• Dataset rows for apps and sites:
*** Block opens ***

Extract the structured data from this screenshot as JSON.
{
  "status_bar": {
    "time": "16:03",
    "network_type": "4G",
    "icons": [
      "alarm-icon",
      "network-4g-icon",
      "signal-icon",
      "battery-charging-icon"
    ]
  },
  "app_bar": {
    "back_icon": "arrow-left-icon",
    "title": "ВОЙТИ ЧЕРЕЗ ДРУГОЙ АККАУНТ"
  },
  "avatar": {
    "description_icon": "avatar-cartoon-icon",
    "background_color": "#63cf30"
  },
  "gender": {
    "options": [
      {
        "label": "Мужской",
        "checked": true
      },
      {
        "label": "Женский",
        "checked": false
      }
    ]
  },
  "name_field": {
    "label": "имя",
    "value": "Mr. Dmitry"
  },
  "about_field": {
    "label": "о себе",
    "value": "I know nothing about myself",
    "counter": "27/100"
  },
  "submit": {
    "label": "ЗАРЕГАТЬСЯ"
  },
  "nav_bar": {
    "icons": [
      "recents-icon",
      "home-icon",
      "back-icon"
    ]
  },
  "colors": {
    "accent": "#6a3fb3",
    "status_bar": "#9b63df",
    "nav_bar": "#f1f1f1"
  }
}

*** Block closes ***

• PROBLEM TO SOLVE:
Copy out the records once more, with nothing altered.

• FINISHED TASK:
Extract the structured data from this screenshot as JSON.
{
  "status_bar": {
    "time": "16:03",
    "network_type": "4G",
    "icons": [
      "alarm-icon",
      "network-4g-icon",
      "signal-icon",
      "battery-charging-icon"
    ]
  },
  "app_bar": {
    "back_icon": "arrow-left-icon",
    "title": "ВОЙТИ ЧЕРЕЗ ДРУГОЙ АККАУНТ"
  },
  "avatar": {
    "description_icon": "avatar-cartoon-icon",
    "background_color": "#63cf30"
  },
  "gender": {
    "options": [
      {
        "label": "Мужской",
        "checked": true
      },
      {
        "label": "Женский",
        "checked": false
      }
    ]
  },
  "name_field": {
    "label": "имя",
    "value": "Mr. Dmitry"
  },
  "about_field": {
    "label": "о себе",
    "value": "I know nothing about myself",
    "counter": "27/100"
  },
  "submit": {
    "label": "ЗАРЕГАТЬСЯ"
  },
  "nav_bar": {
    "icons": [
      "recents-icon",
      "home-icon",
      "back-icon"
    ]
  },
  "colors": {
    "accent": "#6a3fb3",
    "status_bar": "#9b63df",
    "nav_bar": "#f1f1f1"
  }
}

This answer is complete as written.